**RECORDED INFORMATION:**
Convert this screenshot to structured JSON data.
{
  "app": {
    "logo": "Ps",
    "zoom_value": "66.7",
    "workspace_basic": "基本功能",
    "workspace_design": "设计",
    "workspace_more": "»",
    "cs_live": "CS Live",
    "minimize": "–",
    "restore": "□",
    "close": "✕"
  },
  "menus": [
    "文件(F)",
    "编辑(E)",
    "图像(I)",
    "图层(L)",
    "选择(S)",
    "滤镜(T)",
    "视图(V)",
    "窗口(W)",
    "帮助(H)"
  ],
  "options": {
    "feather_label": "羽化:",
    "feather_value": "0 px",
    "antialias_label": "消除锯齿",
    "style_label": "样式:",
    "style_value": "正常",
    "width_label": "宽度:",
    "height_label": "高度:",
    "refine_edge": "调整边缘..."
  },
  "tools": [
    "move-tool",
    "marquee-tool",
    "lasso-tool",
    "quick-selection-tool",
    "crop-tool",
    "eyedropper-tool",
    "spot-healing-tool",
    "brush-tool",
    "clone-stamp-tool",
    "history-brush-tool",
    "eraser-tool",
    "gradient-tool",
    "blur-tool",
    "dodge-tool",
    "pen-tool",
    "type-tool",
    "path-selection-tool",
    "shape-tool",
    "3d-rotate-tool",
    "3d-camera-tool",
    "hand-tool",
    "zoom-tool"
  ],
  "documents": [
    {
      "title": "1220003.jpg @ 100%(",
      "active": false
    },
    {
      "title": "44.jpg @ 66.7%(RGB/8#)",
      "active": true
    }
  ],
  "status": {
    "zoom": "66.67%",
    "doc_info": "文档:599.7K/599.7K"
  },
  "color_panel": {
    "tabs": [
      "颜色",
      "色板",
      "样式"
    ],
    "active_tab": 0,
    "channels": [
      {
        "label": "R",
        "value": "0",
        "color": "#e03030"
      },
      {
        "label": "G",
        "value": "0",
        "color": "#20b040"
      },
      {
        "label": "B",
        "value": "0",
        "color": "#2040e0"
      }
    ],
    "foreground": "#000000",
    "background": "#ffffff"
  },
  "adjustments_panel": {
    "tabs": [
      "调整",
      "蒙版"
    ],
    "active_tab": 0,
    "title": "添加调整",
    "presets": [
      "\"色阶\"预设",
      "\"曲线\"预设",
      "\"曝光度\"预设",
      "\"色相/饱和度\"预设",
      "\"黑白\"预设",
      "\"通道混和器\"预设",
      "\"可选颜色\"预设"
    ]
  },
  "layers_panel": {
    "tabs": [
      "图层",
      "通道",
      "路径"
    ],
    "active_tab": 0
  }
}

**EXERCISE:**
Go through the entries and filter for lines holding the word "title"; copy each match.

**EXPECTED ANSWER:**
      "title": "1220003.jpg @ 100%(",
      "title": "44.jpg @ 66.7%(RGB/8#)",
    "title": "添加调整",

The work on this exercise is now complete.